I was talking to a local businessman the other day about politics. We didn’t agree on much, but we were respectful of one another, unlike a couple of his customers.
I learned Kobe Bryant was dead in a helicopter crash while driving home from the market after a long Sunday hike.
The caller didn’t leave his name or phone number. He just wanted to vent and tell us how The Times-Independent is full of “hate-spreading liberals” all because we published a letter from local defense attorney Steve Russell, who – gasp! – harbors liberal views.
The Times-Independent had a reporter at every regular city and county council meeting in 2019. We won’t alter the game plan in 2020. It’s too important to ignore, because the problems our elected officials face can be seemingly insurmountable.
This past Saturday, Dec. 7, marked the 78th observance of the Japanese attack on Pearl Harbor. My Grandpa Mac was working in the Kansas coalfields in 1941, living across from the railroad tracks in a small wood-framed home with my Grandma Thelma and my dad, who at the time was 8 years old.
We won’t monitor or censor our social media.
Like a lot of people in Moab, particularly those of us who work or live downtown, I knew Adam Bires. We were not friends. We weren’t even acquaintances, but I knew him. And while you might not have known him by name, you knew him by sound.
Just when it seemed we all lost our collective mind, along comes the Grand County Change in Form of Government Study Committee to remind us that people with diverse backgrounds and political ideologies can still set aside those differences for the good of the whole.
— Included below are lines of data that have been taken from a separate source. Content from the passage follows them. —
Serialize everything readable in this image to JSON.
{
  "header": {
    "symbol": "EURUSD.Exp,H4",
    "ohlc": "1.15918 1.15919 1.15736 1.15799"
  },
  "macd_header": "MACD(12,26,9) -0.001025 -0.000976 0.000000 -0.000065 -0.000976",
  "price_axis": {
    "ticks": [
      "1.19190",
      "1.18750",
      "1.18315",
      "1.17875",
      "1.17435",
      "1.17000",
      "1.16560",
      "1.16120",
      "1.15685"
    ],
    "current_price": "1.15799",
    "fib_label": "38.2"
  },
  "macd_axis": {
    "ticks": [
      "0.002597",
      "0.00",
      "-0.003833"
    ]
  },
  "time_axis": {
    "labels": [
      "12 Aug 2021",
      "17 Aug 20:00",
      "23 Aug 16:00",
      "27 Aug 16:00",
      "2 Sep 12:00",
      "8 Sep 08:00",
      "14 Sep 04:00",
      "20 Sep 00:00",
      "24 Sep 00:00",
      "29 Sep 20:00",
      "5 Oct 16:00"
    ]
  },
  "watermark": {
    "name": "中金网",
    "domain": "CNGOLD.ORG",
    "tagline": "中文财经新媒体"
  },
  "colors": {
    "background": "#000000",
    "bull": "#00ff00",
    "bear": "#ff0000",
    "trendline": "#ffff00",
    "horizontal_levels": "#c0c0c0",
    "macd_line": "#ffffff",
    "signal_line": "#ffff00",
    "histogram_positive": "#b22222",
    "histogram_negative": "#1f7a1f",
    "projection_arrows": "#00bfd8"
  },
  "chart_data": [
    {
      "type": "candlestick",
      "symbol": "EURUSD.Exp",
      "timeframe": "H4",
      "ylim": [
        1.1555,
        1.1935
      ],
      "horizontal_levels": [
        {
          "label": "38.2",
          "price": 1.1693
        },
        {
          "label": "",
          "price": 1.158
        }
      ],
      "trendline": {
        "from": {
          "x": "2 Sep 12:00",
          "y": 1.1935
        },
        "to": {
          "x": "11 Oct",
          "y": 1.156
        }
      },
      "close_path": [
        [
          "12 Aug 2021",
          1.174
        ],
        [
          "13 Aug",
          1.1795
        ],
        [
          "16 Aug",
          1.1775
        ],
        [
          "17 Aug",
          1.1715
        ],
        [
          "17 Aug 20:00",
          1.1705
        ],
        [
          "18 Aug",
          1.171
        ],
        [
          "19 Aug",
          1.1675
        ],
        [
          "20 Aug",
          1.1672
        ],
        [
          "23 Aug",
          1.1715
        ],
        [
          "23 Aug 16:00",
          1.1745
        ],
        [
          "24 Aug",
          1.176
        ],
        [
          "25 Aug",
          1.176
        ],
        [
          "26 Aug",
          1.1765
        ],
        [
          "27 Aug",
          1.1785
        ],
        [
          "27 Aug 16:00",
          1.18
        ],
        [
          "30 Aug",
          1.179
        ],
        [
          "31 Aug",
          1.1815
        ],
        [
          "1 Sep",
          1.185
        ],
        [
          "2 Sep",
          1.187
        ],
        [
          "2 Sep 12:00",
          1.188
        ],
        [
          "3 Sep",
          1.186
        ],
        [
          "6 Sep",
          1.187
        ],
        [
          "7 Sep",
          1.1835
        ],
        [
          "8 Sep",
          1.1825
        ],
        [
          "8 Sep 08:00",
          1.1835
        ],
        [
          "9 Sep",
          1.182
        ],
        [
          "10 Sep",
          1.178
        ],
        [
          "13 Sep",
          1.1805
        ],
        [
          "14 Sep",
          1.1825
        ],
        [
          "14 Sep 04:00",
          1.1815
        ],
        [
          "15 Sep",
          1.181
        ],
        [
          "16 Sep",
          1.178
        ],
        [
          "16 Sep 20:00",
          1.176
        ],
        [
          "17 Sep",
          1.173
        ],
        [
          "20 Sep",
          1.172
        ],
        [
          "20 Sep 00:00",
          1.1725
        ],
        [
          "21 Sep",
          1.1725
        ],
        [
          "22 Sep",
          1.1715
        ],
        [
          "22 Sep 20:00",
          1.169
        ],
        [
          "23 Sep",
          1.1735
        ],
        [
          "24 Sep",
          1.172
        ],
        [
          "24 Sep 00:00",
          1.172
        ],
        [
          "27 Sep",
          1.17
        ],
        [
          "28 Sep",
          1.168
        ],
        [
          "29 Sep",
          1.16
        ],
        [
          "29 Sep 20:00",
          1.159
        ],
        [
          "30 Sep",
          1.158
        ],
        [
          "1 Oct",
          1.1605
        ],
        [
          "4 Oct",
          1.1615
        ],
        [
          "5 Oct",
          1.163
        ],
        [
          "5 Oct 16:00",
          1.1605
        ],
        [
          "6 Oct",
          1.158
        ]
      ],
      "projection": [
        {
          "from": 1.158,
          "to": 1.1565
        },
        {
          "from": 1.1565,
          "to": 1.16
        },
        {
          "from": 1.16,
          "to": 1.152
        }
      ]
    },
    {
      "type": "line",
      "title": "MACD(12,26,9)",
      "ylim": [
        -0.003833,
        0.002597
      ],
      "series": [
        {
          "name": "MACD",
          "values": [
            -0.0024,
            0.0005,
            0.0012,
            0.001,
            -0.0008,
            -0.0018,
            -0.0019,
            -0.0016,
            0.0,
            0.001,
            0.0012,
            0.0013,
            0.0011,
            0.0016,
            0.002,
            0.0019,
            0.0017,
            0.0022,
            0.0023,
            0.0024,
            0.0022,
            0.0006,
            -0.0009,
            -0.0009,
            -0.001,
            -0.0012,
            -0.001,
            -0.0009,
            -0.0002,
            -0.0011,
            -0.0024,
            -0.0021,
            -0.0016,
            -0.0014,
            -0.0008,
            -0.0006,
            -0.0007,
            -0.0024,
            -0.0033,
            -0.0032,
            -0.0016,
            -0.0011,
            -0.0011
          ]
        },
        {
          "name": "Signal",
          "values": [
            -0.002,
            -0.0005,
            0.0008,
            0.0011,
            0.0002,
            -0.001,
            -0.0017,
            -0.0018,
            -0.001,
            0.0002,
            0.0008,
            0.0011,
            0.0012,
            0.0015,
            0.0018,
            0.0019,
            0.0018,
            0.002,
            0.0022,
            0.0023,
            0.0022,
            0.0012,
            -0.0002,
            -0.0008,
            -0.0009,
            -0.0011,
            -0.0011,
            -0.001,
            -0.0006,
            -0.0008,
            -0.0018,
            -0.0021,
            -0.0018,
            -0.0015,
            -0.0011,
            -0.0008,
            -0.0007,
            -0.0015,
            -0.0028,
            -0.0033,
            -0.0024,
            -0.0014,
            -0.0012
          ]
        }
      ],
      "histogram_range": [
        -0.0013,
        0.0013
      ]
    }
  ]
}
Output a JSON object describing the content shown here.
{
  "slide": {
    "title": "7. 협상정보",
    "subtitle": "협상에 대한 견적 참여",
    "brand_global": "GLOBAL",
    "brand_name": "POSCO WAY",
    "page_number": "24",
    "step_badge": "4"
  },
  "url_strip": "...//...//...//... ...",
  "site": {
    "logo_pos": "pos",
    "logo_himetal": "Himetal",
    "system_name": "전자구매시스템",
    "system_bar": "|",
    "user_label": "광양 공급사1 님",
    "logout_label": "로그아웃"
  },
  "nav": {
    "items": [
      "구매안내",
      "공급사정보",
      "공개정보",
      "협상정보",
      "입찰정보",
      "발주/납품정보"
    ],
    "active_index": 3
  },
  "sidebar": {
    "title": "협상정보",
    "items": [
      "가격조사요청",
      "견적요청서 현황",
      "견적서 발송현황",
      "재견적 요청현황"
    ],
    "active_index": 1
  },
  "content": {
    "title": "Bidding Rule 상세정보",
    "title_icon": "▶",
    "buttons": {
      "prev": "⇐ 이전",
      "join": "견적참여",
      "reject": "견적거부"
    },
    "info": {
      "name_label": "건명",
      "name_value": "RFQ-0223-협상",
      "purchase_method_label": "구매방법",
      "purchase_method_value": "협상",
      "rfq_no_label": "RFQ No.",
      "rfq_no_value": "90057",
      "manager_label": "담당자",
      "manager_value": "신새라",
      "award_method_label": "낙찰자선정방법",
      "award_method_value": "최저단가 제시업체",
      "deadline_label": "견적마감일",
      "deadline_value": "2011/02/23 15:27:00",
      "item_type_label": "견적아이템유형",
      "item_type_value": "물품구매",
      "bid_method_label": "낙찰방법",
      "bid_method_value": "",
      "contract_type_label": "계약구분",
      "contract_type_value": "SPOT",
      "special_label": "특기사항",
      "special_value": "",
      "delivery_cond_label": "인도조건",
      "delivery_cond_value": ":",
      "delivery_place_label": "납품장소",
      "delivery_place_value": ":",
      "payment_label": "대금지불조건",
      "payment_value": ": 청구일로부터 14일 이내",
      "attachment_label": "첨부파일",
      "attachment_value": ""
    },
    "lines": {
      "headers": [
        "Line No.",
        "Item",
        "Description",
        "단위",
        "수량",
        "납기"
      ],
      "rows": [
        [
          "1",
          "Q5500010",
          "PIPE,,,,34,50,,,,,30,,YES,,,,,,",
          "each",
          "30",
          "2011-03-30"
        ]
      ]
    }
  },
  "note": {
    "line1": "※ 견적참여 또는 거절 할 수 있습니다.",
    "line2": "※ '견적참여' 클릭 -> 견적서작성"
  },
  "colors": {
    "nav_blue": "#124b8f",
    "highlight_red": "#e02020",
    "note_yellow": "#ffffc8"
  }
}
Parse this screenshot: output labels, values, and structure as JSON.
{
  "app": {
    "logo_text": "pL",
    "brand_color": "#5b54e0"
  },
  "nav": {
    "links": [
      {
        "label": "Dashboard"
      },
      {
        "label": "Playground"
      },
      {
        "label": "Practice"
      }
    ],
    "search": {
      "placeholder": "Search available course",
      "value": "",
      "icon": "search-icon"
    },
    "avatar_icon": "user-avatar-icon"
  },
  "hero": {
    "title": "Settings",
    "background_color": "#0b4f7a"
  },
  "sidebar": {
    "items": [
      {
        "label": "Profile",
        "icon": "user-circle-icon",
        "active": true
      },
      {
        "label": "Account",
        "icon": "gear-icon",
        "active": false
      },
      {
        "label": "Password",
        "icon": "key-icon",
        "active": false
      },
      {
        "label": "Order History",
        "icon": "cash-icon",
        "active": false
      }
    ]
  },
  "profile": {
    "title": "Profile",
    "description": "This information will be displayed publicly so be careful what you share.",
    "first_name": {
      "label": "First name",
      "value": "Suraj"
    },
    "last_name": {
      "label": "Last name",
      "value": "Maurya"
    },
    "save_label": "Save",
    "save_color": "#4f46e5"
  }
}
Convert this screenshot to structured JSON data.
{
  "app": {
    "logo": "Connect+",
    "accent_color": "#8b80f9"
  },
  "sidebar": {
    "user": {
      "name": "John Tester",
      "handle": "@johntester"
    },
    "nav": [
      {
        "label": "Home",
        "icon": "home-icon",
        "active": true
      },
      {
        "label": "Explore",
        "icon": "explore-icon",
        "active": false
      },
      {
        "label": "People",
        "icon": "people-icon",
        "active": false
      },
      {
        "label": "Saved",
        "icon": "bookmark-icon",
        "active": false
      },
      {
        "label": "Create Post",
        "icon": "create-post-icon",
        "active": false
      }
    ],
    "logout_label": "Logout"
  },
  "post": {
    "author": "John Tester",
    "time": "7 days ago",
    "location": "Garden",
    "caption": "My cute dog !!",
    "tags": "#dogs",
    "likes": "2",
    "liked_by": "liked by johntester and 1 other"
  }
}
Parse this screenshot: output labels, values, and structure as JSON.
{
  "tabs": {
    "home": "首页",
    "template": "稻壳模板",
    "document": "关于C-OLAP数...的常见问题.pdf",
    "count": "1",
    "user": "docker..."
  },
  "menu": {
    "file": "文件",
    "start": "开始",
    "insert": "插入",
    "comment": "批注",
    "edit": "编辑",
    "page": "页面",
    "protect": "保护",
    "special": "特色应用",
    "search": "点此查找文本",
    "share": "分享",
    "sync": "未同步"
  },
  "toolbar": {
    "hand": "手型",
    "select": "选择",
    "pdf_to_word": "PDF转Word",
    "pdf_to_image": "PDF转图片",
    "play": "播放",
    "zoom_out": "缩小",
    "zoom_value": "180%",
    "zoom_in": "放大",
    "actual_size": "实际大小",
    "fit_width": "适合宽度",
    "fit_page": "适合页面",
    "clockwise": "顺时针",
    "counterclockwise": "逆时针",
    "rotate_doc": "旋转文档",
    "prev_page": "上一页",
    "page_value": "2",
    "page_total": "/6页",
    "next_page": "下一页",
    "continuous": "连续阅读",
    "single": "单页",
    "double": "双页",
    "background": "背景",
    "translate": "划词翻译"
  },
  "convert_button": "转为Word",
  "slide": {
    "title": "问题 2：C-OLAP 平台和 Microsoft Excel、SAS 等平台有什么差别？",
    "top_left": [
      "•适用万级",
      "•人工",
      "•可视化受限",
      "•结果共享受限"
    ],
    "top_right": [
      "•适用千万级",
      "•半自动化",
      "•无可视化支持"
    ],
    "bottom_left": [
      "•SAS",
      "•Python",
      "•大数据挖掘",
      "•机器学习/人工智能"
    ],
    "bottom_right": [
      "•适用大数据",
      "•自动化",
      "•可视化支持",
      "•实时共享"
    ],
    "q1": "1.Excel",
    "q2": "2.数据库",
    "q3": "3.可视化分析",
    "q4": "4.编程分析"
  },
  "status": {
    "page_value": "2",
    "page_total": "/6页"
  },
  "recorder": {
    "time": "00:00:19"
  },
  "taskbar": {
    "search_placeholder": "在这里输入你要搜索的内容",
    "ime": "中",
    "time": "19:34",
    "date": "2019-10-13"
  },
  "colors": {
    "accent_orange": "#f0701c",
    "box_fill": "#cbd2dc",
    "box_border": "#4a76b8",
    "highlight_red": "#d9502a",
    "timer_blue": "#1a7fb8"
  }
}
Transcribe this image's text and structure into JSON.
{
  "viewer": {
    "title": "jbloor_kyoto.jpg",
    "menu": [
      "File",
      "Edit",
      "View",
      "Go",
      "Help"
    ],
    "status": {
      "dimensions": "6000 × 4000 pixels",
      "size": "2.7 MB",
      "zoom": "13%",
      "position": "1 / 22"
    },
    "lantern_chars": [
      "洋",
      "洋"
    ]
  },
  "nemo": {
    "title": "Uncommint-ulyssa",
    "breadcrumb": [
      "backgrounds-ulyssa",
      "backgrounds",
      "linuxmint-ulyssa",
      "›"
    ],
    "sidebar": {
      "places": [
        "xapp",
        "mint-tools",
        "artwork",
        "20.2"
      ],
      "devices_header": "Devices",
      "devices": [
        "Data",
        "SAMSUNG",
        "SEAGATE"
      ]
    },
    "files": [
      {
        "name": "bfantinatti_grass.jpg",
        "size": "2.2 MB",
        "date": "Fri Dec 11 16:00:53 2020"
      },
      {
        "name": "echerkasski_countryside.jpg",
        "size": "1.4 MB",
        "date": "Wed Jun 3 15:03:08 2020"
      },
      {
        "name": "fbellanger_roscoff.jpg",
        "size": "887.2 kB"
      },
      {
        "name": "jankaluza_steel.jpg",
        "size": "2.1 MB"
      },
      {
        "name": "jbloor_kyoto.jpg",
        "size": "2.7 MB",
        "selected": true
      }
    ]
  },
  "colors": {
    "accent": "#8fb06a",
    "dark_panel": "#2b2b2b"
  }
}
Mark Twain is credited with saying everybody talks about the weather, but nobody ever does anything about it. Here in Grand County, everybody talks about the drought, but nobody does anything about it.